2) The second pillar is Sharing knowledge. We need to put in place an improved mechanism for extension services – which are neither “top down” nor “bottom up” but truly collaborative. Demonstration projects can harmonize global research and best practices with existing local knowledge, including that of indigenous people.
3) Building local access to ensure that farmers have access to resources to manage their production more efficiently with emphasis on capacity building, with the support of appropriate infrastructure – particularly roads, ports, and existing technology – to make supplies available in rural communities and to allow access to markets as highlighted during the side event held by the engineers.
We also wish to join with our colleagues in the trade unions to stress the importance of decent work and training for farmers and agricultural workers.
4) Protecting harvests is the fourth pillar of Farming First. In many of the poorest countries, 20 to 40% of crop yields are lost because of inadequate pre- and post-harvest support. One of the most important ways to improve productivity is to minimise losses through local storage capacities and transportation mechanisms as well as provision of risk management tools to protect farmers in the face of climate variations and market failures. We are eager to explore with the Youth Major Group, the opportunities to change unsustainable consumption patterns. Food spoilage in the developing world and food waste in the developed world are equally problems.

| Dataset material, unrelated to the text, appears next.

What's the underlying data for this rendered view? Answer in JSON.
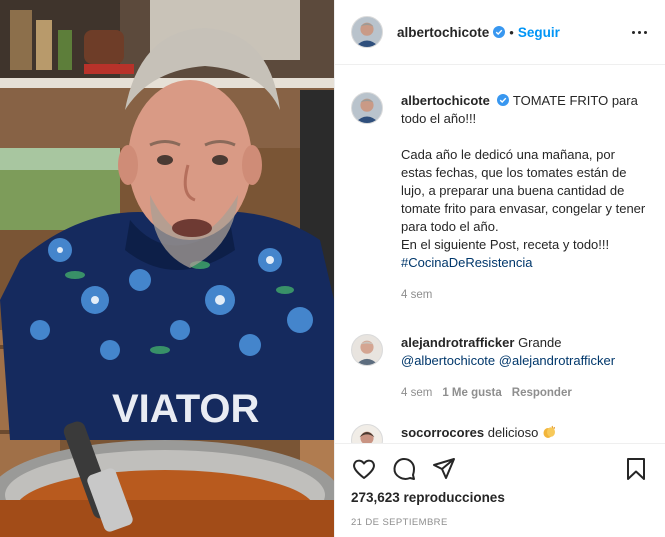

5) Farming First aims at helping subsistence farmers to become small-scale entrepreneurs. Linking farmers to markets is essential, should we want to make them become real entrepreneurs. Farmers need to be able to get their produce on to the market and receive equitable price treatments for it. Both NGOs and local authorities have outlined the importance of developing fair markets.
6) Once products have been sold, we need to continually improve the cycle. Prioritising research imperatives is Farming First’s sixth and last pillar. Achieving sustainable agriculture requires applied research and available, appropriate technology, prioritising locally relevant crops and farmers’ needs, stewardship techniques, and adaptation to climate change. This will ensure that farmers’ needs are taken into account and that they benefit from continuously updated and improved tools and knowledge to enable them to successfully achieve all the other steps of the process.
Madam Chair, Farming First is about a process of continual improvement that applies to ALL forms of agricultural systems including organic, conventional and others. Every system must be made more sustainable, today, tomorrow, and for centuries to come.
Please visit farmingfirst.org to lend your voice to our effort. In just a few weeks since we launched the site, 1300 individuals have already said they concur with the principles of Farming First.
Finally, Madam Chair, at the eve of the High Level Segment, we do not want the CSD to miss the opportunity to create a realistic, action-oriented text on agricultural and rural development. With this is mind, we would like to ask the Ministers and Official country representatives what the prospects may be to achieve that goal, and what expectations you may have from Farming First partners for implementation following the negotiations?